IN 1932 Lowenburg and Ginsburg1 first reported an apparent beneficial result following the accidental administration of parathyroid hormone to a young patient with essential thrombocytopenic purpura. The dosage was sufficient to cause severe hypercalcemia and clinical signs of toxic overdosage. Again in 1936 these authors2 obtained a similar clinical response following the subcutaneous administration of 60 units of parathyroid hormone daily for four consecutive days. Both patients had failed to respond to other measures such as transfusions and antivenin injections. In neither patient had splenectomy been performed prior to the administration of parathyroid extract.

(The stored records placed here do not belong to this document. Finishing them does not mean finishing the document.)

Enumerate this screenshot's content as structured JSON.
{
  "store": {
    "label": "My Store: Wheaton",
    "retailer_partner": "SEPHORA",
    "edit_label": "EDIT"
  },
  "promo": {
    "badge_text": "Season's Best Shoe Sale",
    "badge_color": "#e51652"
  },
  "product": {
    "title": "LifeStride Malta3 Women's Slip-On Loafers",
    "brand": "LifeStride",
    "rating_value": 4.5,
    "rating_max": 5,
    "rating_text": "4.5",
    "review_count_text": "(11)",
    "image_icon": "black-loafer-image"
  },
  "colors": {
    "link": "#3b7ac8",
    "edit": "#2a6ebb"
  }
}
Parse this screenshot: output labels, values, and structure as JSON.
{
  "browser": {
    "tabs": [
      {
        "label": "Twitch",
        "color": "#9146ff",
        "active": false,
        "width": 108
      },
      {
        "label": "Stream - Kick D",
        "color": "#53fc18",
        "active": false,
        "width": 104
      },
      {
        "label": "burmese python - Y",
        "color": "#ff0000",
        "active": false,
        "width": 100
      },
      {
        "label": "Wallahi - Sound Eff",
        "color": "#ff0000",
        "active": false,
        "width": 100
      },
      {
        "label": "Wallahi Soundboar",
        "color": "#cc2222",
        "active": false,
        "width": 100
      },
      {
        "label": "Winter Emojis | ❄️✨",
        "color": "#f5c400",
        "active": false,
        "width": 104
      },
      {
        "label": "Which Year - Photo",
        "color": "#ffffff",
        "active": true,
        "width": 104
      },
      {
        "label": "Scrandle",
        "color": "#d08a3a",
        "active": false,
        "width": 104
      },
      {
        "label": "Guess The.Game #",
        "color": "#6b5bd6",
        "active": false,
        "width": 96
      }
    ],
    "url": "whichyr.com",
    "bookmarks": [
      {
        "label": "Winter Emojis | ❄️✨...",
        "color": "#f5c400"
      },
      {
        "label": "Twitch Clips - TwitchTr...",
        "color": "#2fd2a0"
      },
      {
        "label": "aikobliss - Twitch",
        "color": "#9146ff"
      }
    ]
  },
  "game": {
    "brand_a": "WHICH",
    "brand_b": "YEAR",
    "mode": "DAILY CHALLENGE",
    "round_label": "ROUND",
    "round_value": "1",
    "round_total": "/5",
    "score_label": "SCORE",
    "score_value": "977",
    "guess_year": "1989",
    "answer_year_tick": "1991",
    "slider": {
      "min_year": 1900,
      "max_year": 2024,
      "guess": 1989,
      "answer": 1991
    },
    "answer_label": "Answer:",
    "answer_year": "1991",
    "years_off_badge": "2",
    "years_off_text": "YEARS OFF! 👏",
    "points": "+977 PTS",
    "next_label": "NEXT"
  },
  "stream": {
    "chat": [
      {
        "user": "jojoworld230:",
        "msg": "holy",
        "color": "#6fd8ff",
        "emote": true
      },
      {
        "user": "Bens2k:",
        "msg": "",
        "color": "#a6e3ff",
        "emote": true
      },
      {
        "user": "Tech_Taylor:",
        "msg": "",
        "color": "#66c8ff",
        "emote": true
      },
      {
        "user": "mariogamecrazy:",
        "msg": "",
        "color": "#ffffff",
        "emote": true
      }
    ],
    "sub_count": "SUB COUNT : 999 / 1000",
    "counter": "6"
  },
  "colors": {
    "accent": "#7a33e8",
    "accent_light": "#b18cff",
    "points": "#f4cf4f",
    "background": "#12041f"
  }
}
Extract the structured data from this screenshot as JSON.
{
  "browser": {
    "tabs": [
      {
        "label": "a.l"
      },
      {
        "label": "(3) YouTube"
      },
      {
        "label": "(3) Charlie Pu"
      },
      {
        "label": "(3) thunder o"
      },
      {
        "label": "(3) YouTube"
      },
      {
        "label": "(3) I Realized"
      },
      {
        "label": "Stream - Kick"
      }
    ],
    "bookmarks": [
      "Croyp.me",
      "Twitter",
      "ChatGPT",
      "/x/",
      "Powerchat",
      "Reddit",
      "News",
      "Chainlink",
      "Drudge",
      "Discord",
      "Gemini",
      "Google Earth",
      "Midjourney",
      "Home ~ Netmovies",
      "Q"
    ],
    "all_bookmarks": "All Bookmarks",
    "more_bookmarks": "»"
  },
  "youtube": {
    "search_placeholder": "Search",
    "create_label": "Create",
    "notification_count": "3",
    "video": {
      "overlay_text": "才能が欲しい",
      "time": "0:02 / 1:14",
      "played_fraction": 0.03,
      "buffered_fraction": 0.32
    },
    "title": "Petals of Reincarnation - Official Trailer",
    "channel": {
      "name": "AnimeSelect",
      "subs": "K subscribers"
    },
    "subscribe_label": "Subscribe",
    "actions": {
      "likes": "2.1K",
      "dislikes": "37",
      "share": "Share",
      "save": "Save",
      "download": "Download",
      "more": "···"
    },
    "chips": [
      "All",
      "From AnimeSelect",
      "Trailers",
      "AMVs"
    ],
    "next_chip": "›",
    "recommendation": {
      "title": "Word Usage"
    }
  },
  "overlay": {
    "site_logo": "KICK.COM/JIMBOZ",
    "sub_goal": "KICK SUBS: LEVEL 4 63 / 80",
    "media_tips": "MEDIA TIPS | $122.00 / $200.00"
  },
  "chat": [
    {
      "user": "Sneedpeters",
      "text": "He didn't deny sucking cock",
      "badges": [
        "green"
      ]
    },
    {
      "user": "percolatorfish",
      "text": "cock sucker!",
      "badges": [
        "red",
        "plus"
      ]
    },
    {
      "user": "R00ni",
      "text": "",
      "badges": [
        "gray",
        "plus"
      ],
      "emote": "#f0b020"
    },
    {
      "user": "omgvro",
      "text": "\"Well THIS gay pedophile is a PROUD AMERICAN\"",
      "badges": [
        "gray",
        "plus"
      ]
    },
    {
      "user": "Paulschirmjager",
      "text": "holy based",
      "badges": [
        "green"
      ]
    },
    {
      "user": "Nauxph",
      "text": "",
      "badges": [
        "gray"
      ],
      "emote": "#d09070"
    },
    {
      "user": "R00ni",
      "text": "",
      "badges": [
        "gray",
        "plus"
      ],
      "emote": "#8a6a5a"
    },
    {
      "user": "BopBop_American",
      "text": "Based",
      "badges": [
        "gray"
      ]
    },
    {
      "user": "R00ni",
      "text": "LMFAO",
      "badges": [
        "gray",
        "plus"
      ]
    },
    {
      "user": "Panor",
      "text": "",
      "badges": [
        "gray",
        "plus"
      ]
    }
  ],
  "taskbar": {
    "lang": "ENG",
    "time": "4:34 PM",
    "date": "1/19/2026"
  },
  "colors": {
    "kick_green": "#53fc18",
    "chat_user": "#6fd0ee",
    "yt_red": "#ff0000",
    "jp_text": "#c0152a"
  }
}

Parathyroid hormone has been used at the Cleveland Clinic since 1940 as one of the methods of treatment in patients with thrombopenic purpura. This report concerns the first patient treated at the Clinic by the induction of hypercalcemia with parathyroid hormone. The patient reported here had failed to respond to all the usual methods of therapy including splenectomy.

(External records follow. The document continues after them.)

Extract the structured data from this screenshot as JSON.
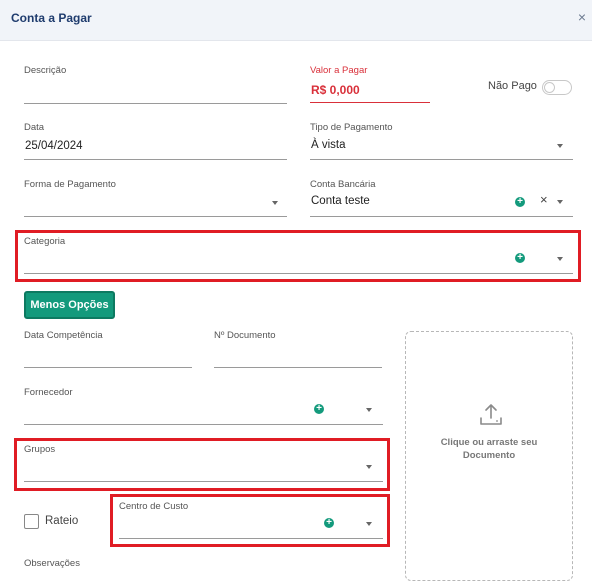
{
  "dialog": {
    "title": "Conta a Pagar",
    "close_glyph": "×"
  },
  "fields": {
    "descricao": {
      "label": "Descrição",
      "value": ""
    },
    "valor": {
      "label": "Valor a Pagar",
      "value": "R$ 0,000",
      "accent": "#d9303a"
    },
    "nao_pago": {
      "label": "Não Pago",
      "checked": false
    },
    "data": {
      "label": "Data",
      "value": "25/04/2024"
    },
    "tipo_pagamento": {
      "label": "Tipo de Pagamento",
      "value": "À vista"
    },
    "forma_pagamento": {
      "label": "Forma de Pagamento",
      "value": ""
    },
    "conta_bancaria": {
      "label": "Conta Bancária",
      "value": "Conta teste",
      "clear_glyph": "×"
    },
    "categoria": {
      "label": "Categoria",
      "value": ""
    },
    "data_competencia": {
      "label": "Data Competência",
      "value": ""
    },
    "n_documento": {
      "label": "Nº Documento",
      "value": ""
    },
    "fornecedor": {
      "label": "Fornecedor",
      "value": ""
    },
    "grupos": {
      "label": "Grupos",
      "value": ""
    },
    "centro_custo": {
      "label": "Centro de Custo",
      "value": ""
    },
    "rateio": {
      "label": "Rateio",
      "checked": false
    },
    "observacoes": {
      "label": "Observações"
    }
  },
  "buttons": {
    "menos_opcoes": "Menos Opções"
  },
  "upload": {
    "text": "Clique ou arraste seu Documento",
    "icon": "upload-icon"
  },
  "colors": {
    "primary": "#139a7c",
    "highlight": "#e01c24",
    "header_bg": "#f1f4f9",
    "title": "#1f3c6e"
  }
}
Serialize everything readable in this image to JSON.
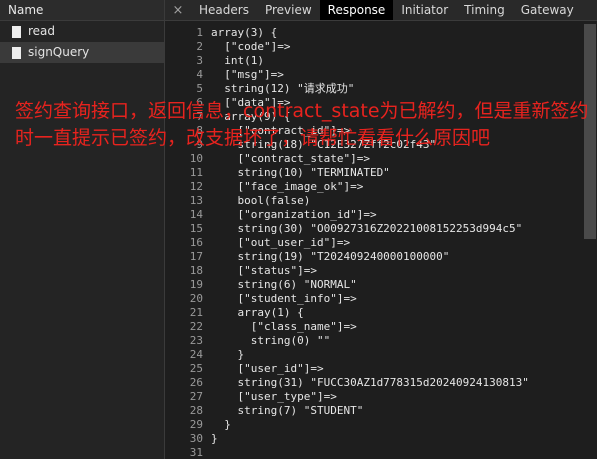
{
  "left_panel": {
    "header": "Name",
    "requests": [
      {
        "name": "read",
        "selected": false
      },
      {
        "name": "signQuery",
        "selected": true
      }
    ]
  },
  "tabs": {
    "close_glyph": "×",
    "items": [
      {
        "label": "Headers",
        "active": false
      },
      {
        "label": "Preview",
        "active": false
      },
      {
        "label": "Response",
        "active": true
      },
      {
        "label": "Initiator",
        "active": false
      },
      {
        "label": "Timing",
        "active": false
      },
      {
        "label": "Gateway",
        "active": false
      }
    ]
  },
  "response_lines": [
    {
      "n": "1",
      "text": "array(3) {"
    },
    {
      "n": "2",
      "text": "  [\"code\"]=>"
    },
    {
      "n": "3",
      "text": "  int(1)"
    },
    {
      "n": "4",
      "text": "  [\"msg\"]=>"
    },
    {
      "n": "5",
      "text": "  string(12) \"请求成功\""
    },
    {
      "n": "6",
      "text": "  [\"data\"]=>"
    },
    {
      "n": "7",
      "text": "  array(9) {"
    },
    {
      "n": "8",
      "text": "    [\"contract_id\"]=>"
    },
    {
      "n": "9",
      "text": "    string(18) \"C12E327Zff2c02f43\""
    },
    {
      "n": "10",
      "text": "    [\"contract_state\"]=>"
    },
    {
      "n": "11",
      "text": "    string(10) \"TERMINATED\""
    },
    {
      "n": "12",
      "text": "    [\"face_image_ok\"]=>"
    },
    {
      "n": "13",
      "text": "    bool(false)"
    },
    {
      "n": "14",
      "text": "    [\"organization_id\"]=>"
    },
    {
      "n": "15",
      "text": "    string(30) \"O00927316Z20221008152253d994c5\""
    },
    {
      "n": "16",
      "text": "    [\"out_user_id\"]=>"
    },
    {
      "n": "17",
      "text": "    string(19) \"T202409240000100000\""
    },
    {
      "n": "18",
      "text": "    [\"status\"]=>"
    },
    {
      "n": "19",
      "text": "    string(6) \"NORMAL\""
    },
    {
      "n": "20",
      "text": "    [\"student_info\"]=>"
    },
    {
      "n": "21",
      "text": "    array(1) {"
    },
    {
      "n": "22",
      "text": "      [\"class_name\"]=>"
    },
    {
      "n": "23",
      "text": "      string(0) \"\""
    },
    {
      "n": "24",
      "text": "    }"
    },
    {
      "n": "25",
      "text": "    [\"user_id\"]=>"
    },
    {
      "n": "26",
      "text": "    string(31) \"FUCC30AZ1d778315d20240924130813\""
    },
    {
      "n": "27",
      "text": "    [\"user_type\"]=>"
    },
    {
      "n": "28",
      "text": "    string(7) \"STUDENT\""
    },
    {
      "n": "29",
      "text": "  }"
    },
    {
      "n": "30",
      "text": "}"
    },
    {
      "n": "31",
      "text": ""
    }
  ],
  "annotation": "签约查询接口，返回信息，contract_state为已解约，但是重新签约时一直提示已签约，改支据坏了，请帮忙看看什么原因吧",
  "colors": {
    "annotation": "#e8231e",
    "active_tab_bg": "#000000",
    "selected_row_bg": "#3a3a3a"
  }
}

A 26-year-old housewife was admitted to the Cleveland Clinic Hospital on July 14, 1940, with complaints of excessive menstrual bleeding, profuse epistaxis, and bruising easily with slight injury. In February, 1940 she first noticed “black and blue” spots under the skin and several weeks later menorrhagia persisting for ten to fourteen days. In May, 1940 she developed prolonged and recurrent nasal and gingival bleeding which remained uncontrolled despite local measures of treatment.
The past history and family history contributed nothing pertinent. The menstrual cycles were normal prior to her present illness and she had never been. . .